The computer lab at the Billings Public Library is open to everyone.
The four unfiltered computers have privacy covers above and below, but neither fully cover the view of what is on the screen.
Of the 89 computers, only four do not have any filters turned on. Library officials say a majority of those who use them are respectful of other patrons.
In its first two years of operations, the new Billings Public Library has offered visitors a variety of learning tools.
But tools like the public computer are causing a family-friendly space to clash with First Amendment rights.
A library is the delivery room for the birth of ideas, and the Billings Public Library is no exception.
But not everyone agrees those reproductive organs should be on display on the facility's computers.
"I was making my way to back where I was before. I just caught a glimpse of something super inappropriate on one of the private screens," said a teacher who asked that her name not be used. "So I did another lap to make sure I wasn't misconstruing what he was looking at. There was no question after that."
While on a school trip, the Billings teacher witnessed a man viewing pornographic images on the computer.
But the man wasn't breaking any laws. In fact, the state of Montana does not have any law on the book prohibiting the viewing of sexually explicit content on library computers.
It is a battle between what society deems appropriate and the First Amendment.
"It's tough in the library profession to balance the First Amendment right," said Michael Carlson, Billings Public Library Assistant Director. "There are a lot of libraries that do not filter at all.

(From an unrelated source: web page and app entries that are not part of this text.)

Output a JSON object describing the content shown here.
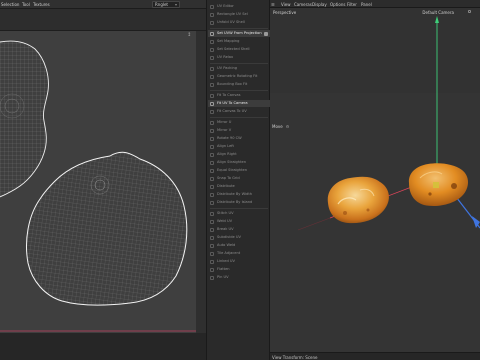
{
  "uv_editor": {
    "menu": [
      "Selection",
      "Tool",
      "Textures"
    ],
    "dropdown_value": "Rnglet",
    "corner_glyph": "↕"
  },
  "menu": {
    "items": [
      {
        "label": "UV Editor",
        "active": false
      },
      {
        "label": "Rectangle UV Sel",
        "active": false
      },
      {
        "label": "Unfold UV Shell",
        "active": false
      },
      {
        "label": "sep"
      },
      {
        "label": "Set UVW From Projection",
        "active": true,
        "checked": true
      },
      {
        "label": "Set Mapping",
        "active": false
      },
      {
        "label": "Set Selected Shell",
        "active": false
      },
      {
        "label": "UV Relax",
        "active": false
      },
      {
        "label": "sep"
      },
      {
        "label": "UV Packing",
        "active": false
      },
      {
        "label": "Geometric Rotating Fit",
        "active": false
      },
      {
        "label": "Bounding Box Fit",
        "active": false
      },
      {
        "label": "sep"
      },
      {
        "label": "Fit To Canvas",
        "active": false
      },
      {
        "label": "Fit UV To Camera",
        "active": true,
        "checked": false
      },
      {
        "label": "Fit Canvas To UV",
        "active": false
      },
      {
        "label": "sep"
      },
      {
        "label": "Mirror U",
        "active": false
      },
      {
        "label": "Mirror V",
        "active": false
      },
      {
        "label": "Rotate 90 CW",
        "active": false
      },
      {
        "label": "Align Left",
        "active": false
      },
      {
        "label": "Align Right",
        "active": false
      },
      {
        "label": "Align Straighten",
        "active": false
      },
      {
        "label": "Equal Straighten",
        "active": false
      },
      {
        "label": "Snap To Grid",
        "active": false
      },
      {
        "label": "Distribute",
        "active": false
      },
      {
        "label": "Distribute By Width",
        "active": false
      },
      {
        "label": "Distribute By Island",
        "active": false
      },
      {
        "label": "sep"
      },
      {
        "label": "Stitch UV",
        "active": false
      },
      {
        "label": "Weld UV",
        "active": false
      },
      {
        "label": "Break UV",
        "active": false
      },
      {
        "label": "Subdivide UV",
        "active": false
      },
      {
        "label": "Auto Weld",
        "active": false
      },
      {
        "label": "Tile Adjacent",
        "active": false
      },
      {
        "label": "Linked UV",
        "active": false
      },
      {
        "label": "Flatten",
        "active": false
      },
      {
        "label": "Pin UV",
        "active": false
      }
    ]
  },
  "viewport": {
    "menu": [
      "View",
      "Cameras",
      "Display",
      "Options",
      "Filter",
      "Panel"
    ],
    "label_perspective": "Perspective",
    "label_camera": "Default Camera",
    "label_move": "Move",
    "status": "View Transform: Scene",
    "colors": {
      "x_axis": "#e0455a",
      "y_axis": "#3ed07a",
      "z_axis": "#3f74e0",
      "model": "#e49a25"
    }
  }
}
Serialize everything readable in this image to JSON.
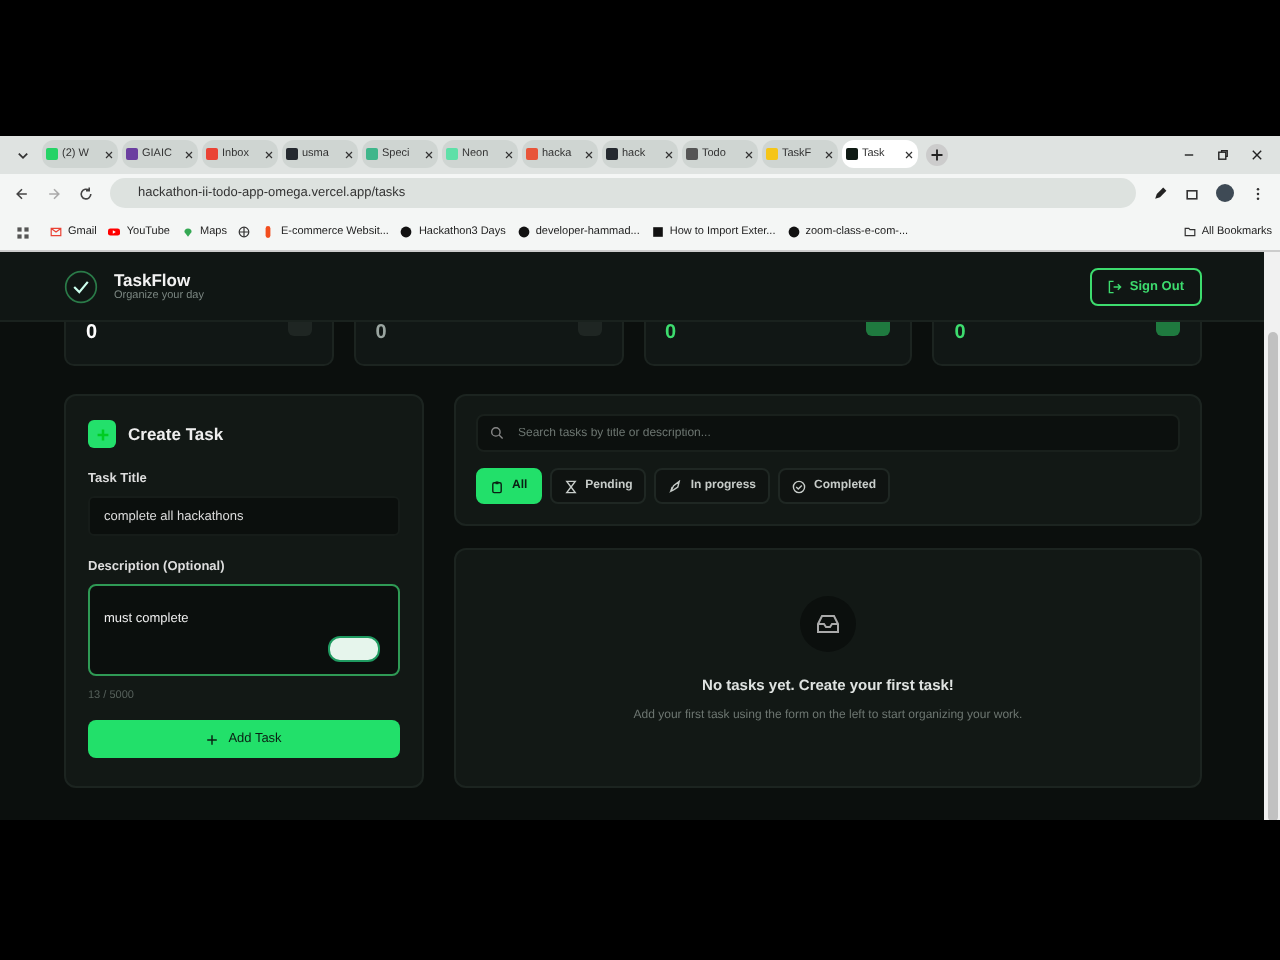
{
  "browser": {
    "tabs": [
      {
        "title": "(2) W",
        "selected": false,
        "color": "#25d366"
      },
      {
        "title": "GIAIC",
        "selected": false,
        "color": "#6b3fa0"
      },
      {
        "title": "Inbox",
        "selected": false,
        "color": "#ea4335"
      },
      {
        "title": "usma",
        "selected": false,
        "color": "#24292f"
      },
      {
        "title": "Speci",
        "selected": false,
        "color": "#3fb68b"
      },
      {
        "title": "Neon",
        "selected": false,
        "color": "#5ee0a8"
      },
      {
        "title": "hacka",
        "selected": false,
        "color": "#e8553a"
      },
      {
        "title": "hack",
        "selected": false,
        "color": "#24292f"
      },
      {
        "title": "Todo",
        "selected": false,
        "color": "#555555"
      },
      {
        "title": "TaskF",
        "selected": false,
        "color": "#f5c518"
      },
      {
        "title": "Task",
        "selected": true,
        "color": "#0f1a14"
      }
    ],
    "url": "hackathon-ii-todo-app-omega.vercel.app/tasks",
    "bookmarks": [
      {
        "kind": "mail",
        "label": "Gmail"
      },
      {
        "kind": "video",
        "label": "YouTube"
      },
      {
        "kind": "pin",
        "label": "Maps"
      },
      {
        "kind": "globe"
      },
      {
        "kind": "figma",
        "label": "E-commerce Websit..."
      },
      {
        "kind": "github",
        "label": "Hackathon3 Days"
      },
      {
        "kind": "github",
        "label": "developer-hammad..."
      },
      {
        "kind": "square",
        "label": "How to Import Exter..."
      },
      {
        "kind": "github",
        "label": "zoom-class-e-com-..."
      }
    ],
    "all_bookmarks": "All Bookmarks"
  },
  "app": {
    "brand": "TaskFlow",
    "tagline": "Organize your day",
    "sign_out": "Sign Out"
  },
  "stats": [
    {
      "value": "0",
      "color": "#ffffff"
    },
    {
      "value": "0",
      "color": "#9aa5a0"
    },
    {
      "value": "0",
      "color": "#3ddc6e"
    },
    {
      "value": "0",
      "color": "#3ddc6e"
    }
  ],
  "form": {
    "heading": "Create Task",
    "title_label": "Task Title",
    "title_value": "complete all hackathons",
    "desc_label": "Description (Optional)",
    "desc_value": "must complete",
    "counter": "13 / 5000",
    "submit": "Add Task"
  },
  "search": {
    "placeholder": "Search tasks by title or description..."
  },
  "filters": [
    {
      "kind": "all",
      "label": "All",
      "selected": true
    },
    {
      "kind": "pending",
      "label": "Pending",
      "selected": false
    },
    {
      "kind": "progress",
      "label": "In progress",
      "selected": false
    },
    {
      "kind": "completed",
      "label": "Completed",
      "selected": false
    }
  ],
  "empty": {
    "title": "No tasks yet. Create your first task!",
    "text": "Add your first task using the form on the left to start organizing your work."
  }
}
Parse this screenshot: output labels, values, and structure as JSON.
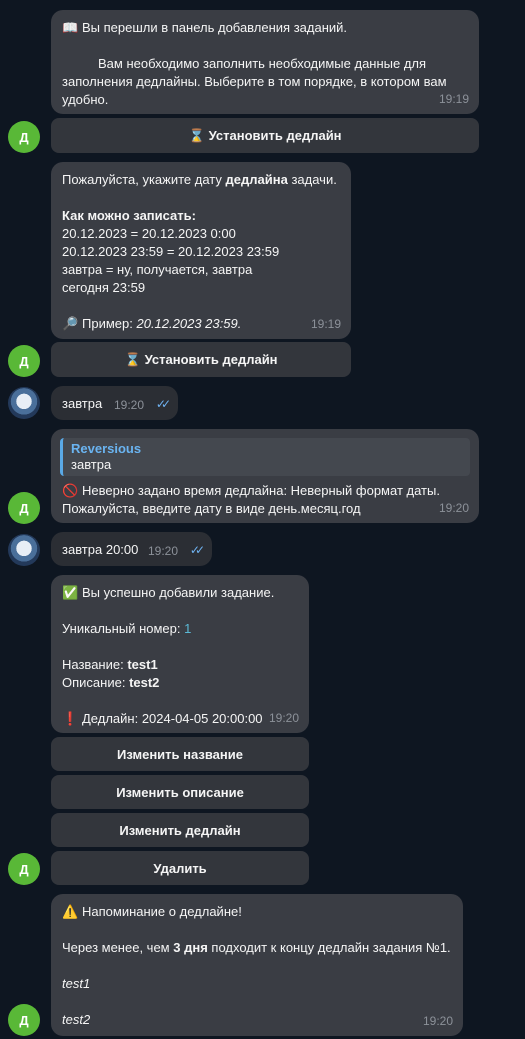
{
  "messages": {
    "m1": {
      "icon": "book-icon",
      "line1": "Вы перешли в панель добавления заданий.",
      "line2": "Вам необходимо заполнить необходимые данные для",
      "line3": "заполнения дедлайны. Выберите в том порядке, в котором вам",
      "line4": "удобно.",
      "time": "19:19",
      "button": "Установить дедлайн"
    },
    "m2": {
      "line1_pre": "Пожалуйста, укажите дату",
      "line1_bold": "дедлайна",
      "line1_post": "задачи.",
      "heading": "Как можно записать:",
      "ex1": "20.12.2023 = 20.12.2023 0:00",
      "ex2": "20.12.2023 23:59 = 20.12.2023 23:59",
      "ex3": "завтра = ну, получается, завтра",
      "ex4": "сегодня 23:59",
      "example_label": "Пример:",
      "example_value": "20.12.2023 23:59.",
      "time": "19:19",
      "button": "Установить дедлайн"
    },
    "u1": {
      "text": "завтра",
      "time": "19:20"
    },
    "m3": {
      "reply_name": "Reversious",
      "reply_text": "завтра",
      "line1": "Неверно задано время дедлайна: Неверный формат даты.",
      "line2": "Пожалуйста, введите дату в виде день.месяц.год",
      "time": "19:20"
    },
    "u2": {
      "text": "завтра 20:00",
      "time": "19:20"
    },
    "m4": {
      "line1": "Вы успешно добавили задание.",
      "id_label": "Уникальный номер:",
      "id_value": "1",
      "name_label": "Название:",
      "name_value": "test1",
      "desc_label": "Описание:",
      "desc_value": "test2",
      "deadline_label": "Дедлайн:",
      "deadline_value": "2024-04-05 20:00:00",
      "time": "19:20",
      "buttons": [
        "Изменить название",
        "Изменить описание",
        "Изменить дедлайн",
        "Удалить"
      ]
    },
    "m5": {
      "line1": "Напоминание о дедлайне!",
      "line2_pre": "Через менее, чем",
      "line2_bold": "3 дня",
      "line2_post": "подходит к концу дедлайн задания №1.",
      "name": "test1",
      "desc": "test2",
      "time": "19:20"
    }
  },
  "avatars": {
    "bot_letter": "Д"
  }
}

They believe the First Amendment right. We're very cognizant of that. You try to take in account your community you serve."
Of the 89 computers of the Billings Public Library, 85 have filters.
The other four come with privacy shields both above and below, both of which do not completely censor the content to a passing patron in the vicinity at that moment.
But of the hundreds who use the computers every week, Carlson said that type of behavior is rare.
"Ninety-nine percent of the people who come in here do not come in here to look at that type of material," Carlson said.
In the room for breeding ideas, some worry unsuspecting kids may get the wrong education.
"As an educator, coming up with a field trip that we feel is going to be very productive for our students, we don't want to worry about what content they may or may not be exposed to at the hands of an adult on a computer with no restrictions," the teacher said.
The teacher also expressed concern with the library's response when she complained. According to her, a librarian told her the man has used the computer to view sexually explicit images in the past.
The adult material is not accessible to everyone.
Kids under the age of 18 are given a different access card to log onto the computer and with the filters in place they cannot visit websites with adult content.